GNU glibc's gconv, the character codec library used on most Linux distributions, supports GB 18030-2000 since 2.2, and GB 18030-2005 since 2.14; glibc notably includes non-PUA mappings for GB 18030-2005 in order to achieve round-trip conversion. GNU libiconv, an alternative iconv implementation frequently used on non-glibc UNIX-like environments like Cygwin, supports GB 18030 since version 1.4.
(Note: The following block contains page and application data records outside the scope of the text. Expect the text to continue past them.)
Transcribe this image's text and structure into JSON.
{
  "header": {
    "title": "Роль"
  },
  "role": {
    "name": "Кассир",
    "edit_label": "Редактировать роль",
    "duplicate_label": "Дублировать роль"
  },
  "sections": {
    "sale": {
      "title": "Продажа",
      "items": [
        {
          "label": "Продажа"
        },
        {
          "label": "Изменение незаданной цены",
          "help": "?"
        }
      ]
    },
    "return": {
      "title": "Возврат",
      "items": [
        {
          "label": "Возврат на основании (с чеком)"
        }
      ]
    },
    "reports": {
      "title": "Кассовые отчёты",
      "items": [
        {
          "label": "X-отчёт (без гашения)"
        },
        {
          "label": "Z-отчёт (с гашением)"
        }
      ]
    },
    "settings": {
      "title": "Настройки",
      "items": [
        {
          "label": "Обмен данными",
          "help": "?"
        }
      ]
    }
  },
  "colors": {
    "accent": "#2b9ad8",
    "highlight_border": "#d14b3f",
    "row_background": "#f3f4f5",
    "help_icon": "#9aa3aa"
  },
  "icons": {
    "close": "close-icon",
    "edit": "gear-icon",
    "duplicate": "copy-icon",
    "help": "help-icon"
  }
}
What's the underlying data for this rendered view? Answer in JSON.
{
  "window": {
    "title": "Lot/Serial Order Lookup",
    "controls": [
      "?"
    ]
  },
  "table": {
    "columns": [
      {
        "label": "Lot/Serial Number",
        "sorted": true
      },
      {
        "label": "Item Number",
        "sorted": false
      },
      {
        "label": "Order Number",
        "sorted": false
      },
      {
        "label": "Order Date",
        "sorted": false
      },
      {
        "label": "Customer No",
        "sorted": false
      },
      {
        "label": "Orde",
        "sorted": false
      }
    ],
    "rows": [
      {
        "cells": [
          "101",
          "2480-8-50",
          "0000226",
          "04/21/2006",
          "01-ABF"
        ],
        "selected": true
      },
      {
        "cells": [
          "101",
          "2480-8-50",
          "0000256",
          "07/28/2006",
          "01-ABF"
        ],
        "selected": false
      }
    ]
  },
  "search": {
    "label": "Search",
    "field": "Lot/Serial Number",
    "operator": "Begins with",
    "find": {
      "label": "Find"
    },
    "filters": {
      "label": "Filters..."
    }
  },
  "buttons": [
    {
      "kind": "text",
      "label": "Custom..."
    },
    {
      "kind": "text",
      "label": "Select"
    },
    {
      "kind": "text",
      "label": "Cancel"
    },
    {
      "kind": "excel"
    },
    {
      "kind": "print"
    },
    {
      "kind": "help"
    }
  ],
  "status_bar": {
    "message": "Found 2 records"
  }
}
The GB18030 Support Package for Windows contains SimSun18030.ttc, a TrueType font collection file which combines two Chinese fonts, SimSun-18030 and NSimSun-18030. The SimSun 18030 font includes all the characters[clarification needed] in Unicode 2.1 plus new characters found in the Unicode CJK Unified Ideographs Extension A block although, despite its name, it does not contain glyphs for all characters encoded by GB 18030, as all (about a million) Unicode code points up to U+10FFFF can be encoded as GB 18030. GB 18030 compliance certification only requires correct handling and recognition of glyphs in the mandatory (two-byte, and CJK Ext. A) Chinese part.:4 Nevertheless, the requirement of PUA characters in the standard have hampered this implementation.
Other CJK font families like HAN NOM and Hanazono Mincho provide wider coverage for Unicode CJK Extension blocks than SimSun-18030 or even Simsun (Founder Extended), but they don't support all code points defined in Unicode 5.0.0 either.
84 31 A4 39on page 239 of the 2005 standard, although the standard gives as far as
84 39 FE 39for BMP mapping.
Page 4 ?,GB 18030-2005?:(1)GB 18030-2005?;(2)GB 18030-2005 [A product compliant with the mandatory part of GB 18030 must be able to correctly a) input, output and process all Chinese characters defined in the mandatory set; b) recognize encodings for characters in the mandatory set.]Alt URL
Besides, supporting PUA code points in the context of the Noto CJK and Source Han fonts is a total non-starter, mainly because they are Pan-CJK typefaces, and PUA usage is extremely dangerous in such contexts.[...] One of my friends at CESI shared with me the text from the final draft a few days ago. This confirmed that the PUA requirement for the 24 characters is being lifted.